Indicators of households' financial situation
Loans are households' most important financial liabilities and significantly affect their financial position. A deterioration in households' financial position can negatively affect consumption in the future. Indicators of households' financial situation are routinely used for such analyses. The key indicators include households' ratio of debt and interest expenses to gross disposable income and their ratio of debt to financial and non-financial assets.
Chart 1 (Box)
The ratio of household debt to disposable income has increased in the past years (percentages)
The ratio of household debt 1 to gross disposable income has increased over the past three years, from 12.1% in 2000 to 18.2% in 2003. Housing loans have recorded particularly strong growth. An increase in this indicator accompanied by monetary fluctuations, i.e. higher-than-expected interest rate growth, a decline in disposable income or a rise in unemployment, could reduce households' ability to repay loans from current disposable income and hence reduce consumption in the period ahead. 2 By international comparison 3 the ratio of households' debt to disposable income in the Czech Republic is currently lower than in the EU (75%) and Hungary (28.2%).
Conversely, a lower ratio of interest expenses to disposable income might in the longer run reduce households' financial vulnerability and affect growth in future consumption. This usually constitutes a close linkage between households' debt burden and the consumption forecast. In the economic literature, the effect of monetary policy on the indebtedness ratio is closely connected with households' demand for residential properties and consumer durables, despite the generally weak linkage between monetary policy and the long-term real interest rate. In the past three years, the ratio of interest expenses to disposable income has stayed at the long-term average of 1.8%, thanks mainly to the low level of interest rates. In Hungary in 2003 this ratio was higher (3%-4%) 4.
1Household debt includes loans from monetary and non-monetary financial institutions.
2Also significant as regards consumption is the change in the debt/income ratio with regard to the age and income structure of households. The life cycle theory suggests that younger people with lower income will have larger debts in relation to future income and hence will be more vulnerable during sudden monetary fluctuations. Conversely, older households have a lower rate of growth of indebtedness and thanks to their financial reserves are considered less vulnerable.

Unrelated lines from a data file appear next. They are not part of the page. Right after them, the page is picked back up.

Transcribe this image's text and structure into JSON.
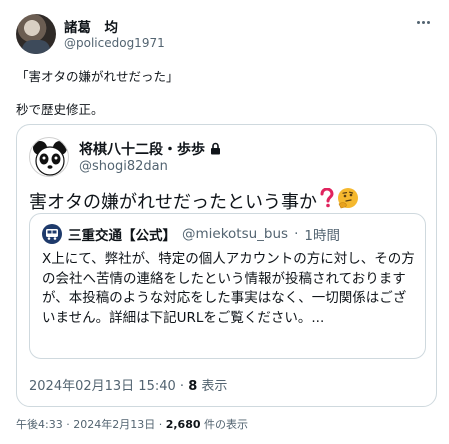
{
  "author": {
    "name": "諸葛　均",
    "handle": "@policedog1971"
  },
  "tweet": {
    "line1": "「害オタの嫌がれせだった」",
    "line2": "秒で歴史修正。"
  },
  "quoted": {
    "name": "将棋八十二段・歩歩",
    "handle": "@shogi82dan",
    "text": "害オタの嫌がれせだったという事か",
    "date": "2024年02月13日 15:40",
    "separator": "·",
    "views_count": "8",
    "views_label": "表示",
    "inner": {
      "name": "三重交通【公式】",
      "handle": "@miekotsu_bus",
      "separator": "·",
      "time": "1時間",
      "body": "X上にて、弊社が、特定の個人アカウントの方に対し、その方の会社へ苦情の連絡をしたという情報が投稿されておりますが、本投稿のような対応をした事実はなく、一切関係はございません。詳細は下記URLをご覧ください。..."
    }
  },
  "footer": {
    "time": "午後4:33",
    "date": "2024年2月13日",
    "separator": "·",
    "views_count": "2,680",
    "views_label": "件の表示"
  },
  "icons": {
    "lock": "lock-icon",
    "question": "red-question-mark-icon",
    "thinking": "thinking-face-icon",
    "more": "more-icon"
  },
  "colors": {
    "text": "#0f1419",
    "secondary": "#536471",
    "border": "#cfd9de",
    "question": "#e0245e",
    "emoji": "#f5b82e"
  }
}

3The figures for the euro area average are for 2002 and those for Hungary, with its comparable economic level, are for 2003. The data are taken from the Hungarian central bank's Report on Financial Stability for 2003.
Chart 2 (Box)
The ratio interest expenses to disposable income reached its long-term average in 2004 Q2 (percentages)
The high rate of growth of loans has in the longer run resulted in growing financial liabilities and a deteriorating financial balance of households. Moreover, the growth in household indebtedness has not been accompanied by corresponding formation of financial assets in the form of savings. This is reflected in a rising ratio of household debt to financial assets, from 9.5% in 2000 to 13.8% in 2003 and 15% in June 2004. The analogous ratio in the EU was approximately 28.7% and that in Hungary 22.2%. The formation of financial assets, and in particular the liquid components there of in the form of cash and bank deposits, is significant as regards repaying loans during periods of financial hardship and hence as regards ensuring smooth consumption financing going forward.
Chart 3 (Box)
The household debt-financial assets ratio increased (percentages)
The ratio of households' debt to total wealth, comprising both financial and non-financial assets, has stayed at approximately 5% in the past. This also reflects growth in prices of residential properties affecting the value of new loans and non-financial assets. As regards the implication for the consumption forecast, collateral value is of importance. Any reduction in this value could negatively affect the wealth and consumption of some households in the period ahead.
4No analogous indicator is available for the EU average.
Chart 4 (Box)
The financial balance of households has been deteriorating over the longer run (net financial assets as a percentage of gross disposable income, percentages)
The indicators of households' financial situation indicate that the growing debt has been accompanied in the longer term by growing costs in the form of repayments of loan principal and low formation of liquid financial assets. This has passed through into a deterioration of households' liquidity situation, which could, given an increase in the fixed mortgage interest rate, have implications for the consumption of some households going forward. Nevertheless, expectations of economic growth accompanied by stable growth in disposable income and easy real monetary conditions should help to ensure the financial stability of households and the fulfilment of the consumption forecast.